As a psychoanalyst, Freud was wrong about almost everything – there is no empirical evidence to substantiate Freudian theory. Yet, that somehow continues to not really matter. The man is embedded in our cultural consciousness. The legacy of Freudian analysis colors our everyday conversations and thought paradigms. Defense mechanisms, daddy issues, catharsis, arrested development, death wishes – all of these terms come straight from Freudian psychology. His understanding of gender was othering, deeply misogynist, and ignorant; his therapy sessions violated ethical codes; he manipulated data to fit his needs; but he brought the notion of the unconscious mind into the public consciousness. That's the thing that stuck. The man himself was an eccentric weirdo whose biography is just as strange as his beliefs.
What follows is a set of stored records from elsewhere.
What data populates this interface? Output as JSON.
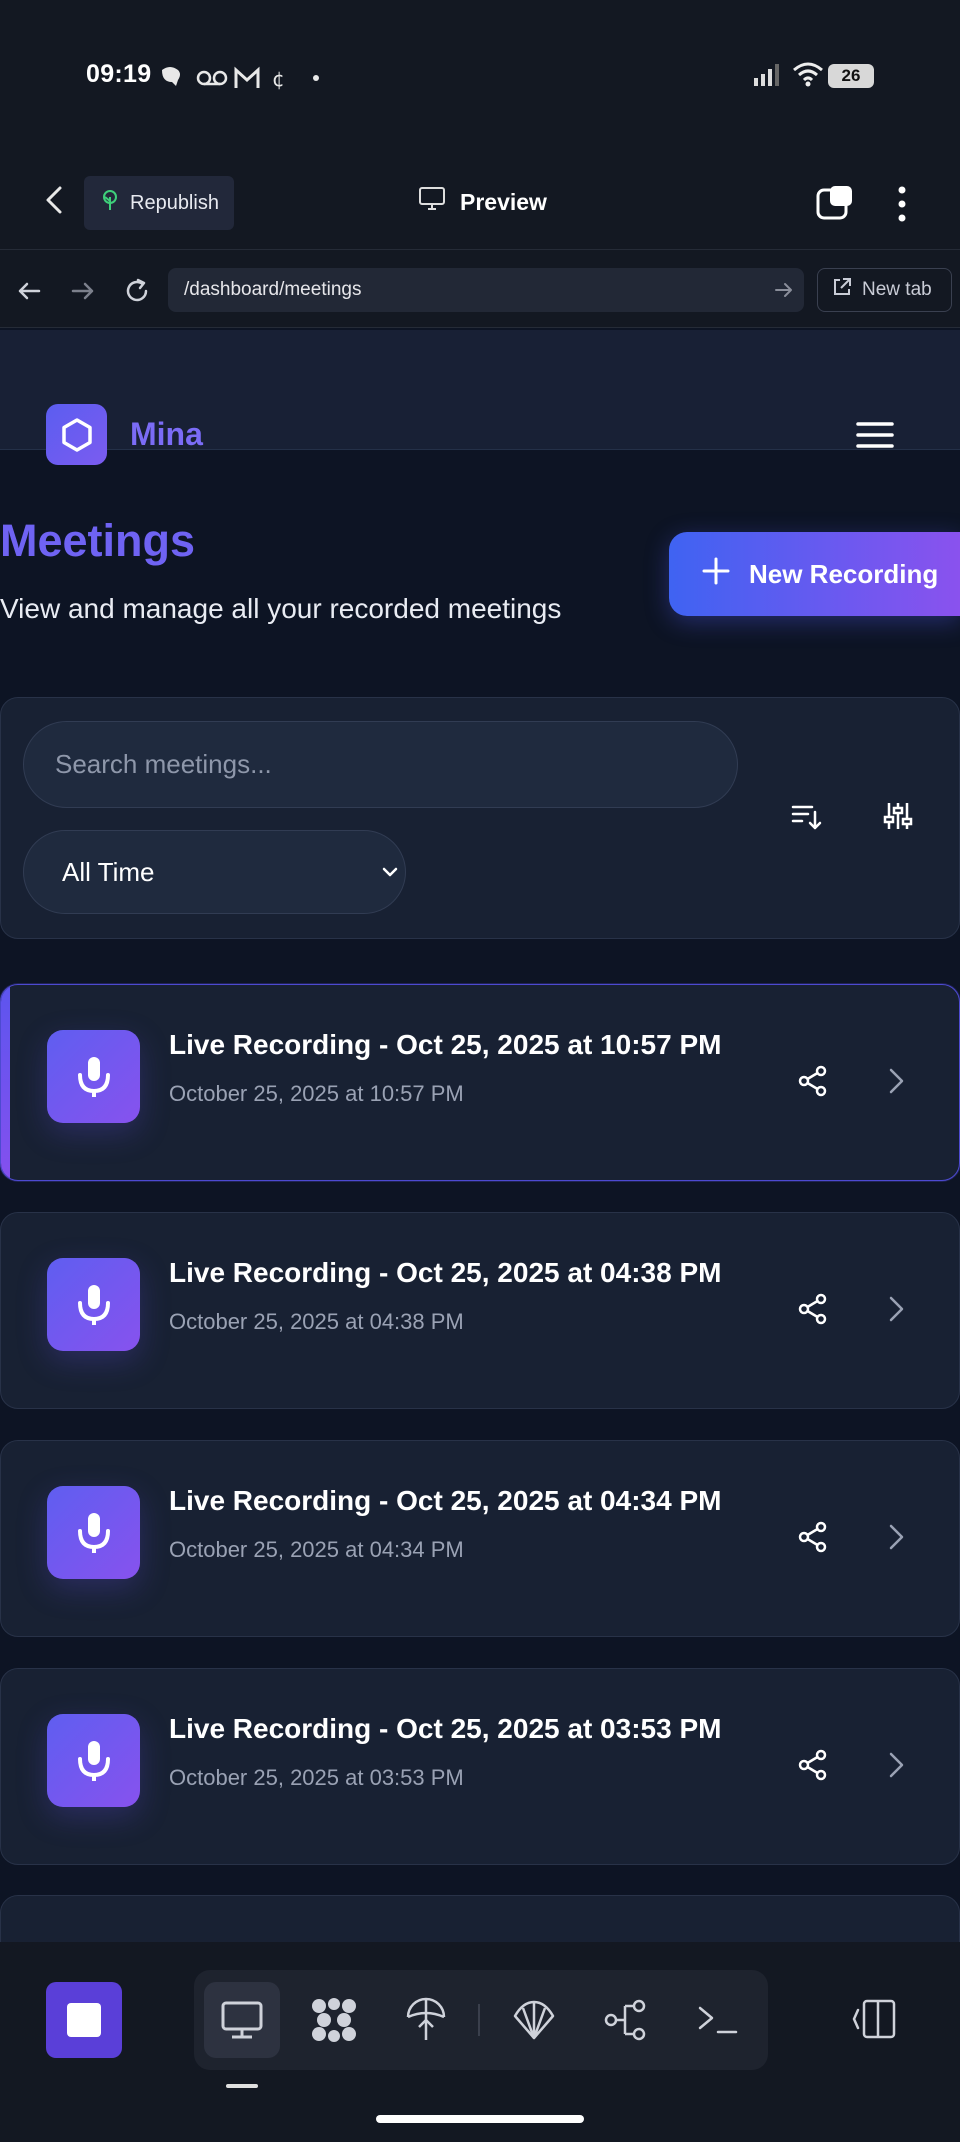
{
  "status_bar": {
    "time": "09:19",
    "battery": "26"
  },
  "topbar": {
    "republish_label": "Republish",
    "preview_label": "Preview"
  },
  "urlbar": {
    "url": "/dashboard/meetings",
    "new_tab_label": "New tab"
  },
  "app": {
    "name": "Mina"
  },
  "page": {
    "title": "Meetings",
    "subtitle": "View and manage all your recorded meetings",
    "new_recording_label": "New Recording"
  },
  "filters": {
    "search_placeholder": "Search meetings...",
    "range_selected": "All Time"
  },
  "meetings": [
    {
      "title": "Live Recording - Oct 25, 2025 at 10:57 PM",
      "date": "October 25, 2025 at 10:57 PM",
      "active": true
    },
    {
      "title": "Live Recording - Oct 25, 2025 at 04:38 PM",
      "date": "October 25, 2025 at 04:38 PM",
      "active": false
    },
    {
      "title": "Live Recording - Oct 25, 2025 at 04:34 PM",
      "date": "October 25, 2025 at 04:34 PM",
      "active": false
    },
    {
      "title": "Live Recording - Oct 25, 2025 at 03:53 PM",
      "date": "October 25, 2025 at 03:53 PM",
      "active": false
    }
  ],
  "dock": {
    "tools": [
      "desktop-icon",
      "grid-dots-icon",
      "satellite-icon",
      "shell-icon",
      "share-node-icon",
      "terminal-icon"
    ],
    "selected_tool": "desktop-icon"
  },
  "colors": {
    "accent": "#6f63f3",
    "background": "#0d1424",
    "card": "#182133"
  }
}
When one thinks of Freud, they often think of his well-kept white beard, not a messy collection of white powder residue beneath his nostrils. However, Freud was a big-time cokehead – a frequent user, recommender, and defender of hitting the slopes. When he was a young med student in Vienna, Freud studied cocaine’s effects on the mind and body, and, in his lifetime, he published several papers on its health benefits. Although he referred to himself as his favorite cocaine test subject, in the 1880s, he recommended cocaine to his friend and fellow physician Ernst von Fleischl-Marxow who had severe nerve pain after acquiring an infection from an autopsy he was performing. His symptoms were temporarily relieved, and Freud boasted his successful prescription. However, Fleischl-Marxow died in October of 1881 of cocaine overuse, and Freud ceased to publicly recommend it. Then, in the 1890s, Freud nearly killed a patient while under the influence and stopped using it himself.
Although Freud initially abandoned his penniless career in science and became a doctor to earn enough to support his beloved Martha and their soon-to-be six children, that did not stop him from maybe (probably) having an affair with Martha's younger sister Minna Bernays. Minna moved into Freud and Martha’s house after her fiancé's death in the early 1890s. At this time, Carl Jung and Freud were frenemies, and Jung later claimed Minna confessed the affair to him. Some scholars even go so far as to say that Freud got Minna pregnant, which resulted in a secret abortion. In 2006, potential proof of the affair was uncovered in the form of an old hotel registry from a Swiss resort in 1898. It seems Freud and Minna had checked into a hotel together registered as a married couple; no doubt, they were there for some skiing and light reading.
In March of 1938, Austria was annexed by Nazi Germany, and the growing anti-Semitism there induced a wave of relocation for affluent refugees. Freud underestimated the danger of the growing fascist regime and waited to escape from Vienna until it was almost too late. Soon, the Nazis were in complete control of immigration, and Freud was unable to obtain a permit alone. Luckily for Freud, Marie Bonaparte, the Princess of Greece and Denmark, was a former patient, and she was able to get a permit for Freud and his immediate family. However, even with Bonaparte’s help, Freud may not have made it out in time if the process was not expedited by the sympathetic Nazi officer in charge of his assets, Anton Sauerwald. Sauerwald had studied chemistry at Vienna University under a friend of Freud’s, and this recommendation was strong enough to put anti-Semitism on hold and let Freud escape to London. Unfortunately, four of Freud’s sisters were not able to make it out in time, and they all perished in Nazi concentration camps.
Freud would spent his professional life opening up his patients' psyches, but his initial experience with dissection came from an ill-fated search for the gonads of eels during his time studying zoology at the University of Vienna. The pursuit of male eels had eluded zoologists for centuries, but young Freud believed that with limited sleep and some rigorous experimentation he could locate them. Freud spent four weeks doing nothing but dissecting eels, all of which he declared were “the fairer sex,” as no phallus could be found. Now, scientists know that eels don’t have testicles unless they need them specifically in mating season. Clearly, the spectrum of eel sexuality was a bit out of Freud's grasp.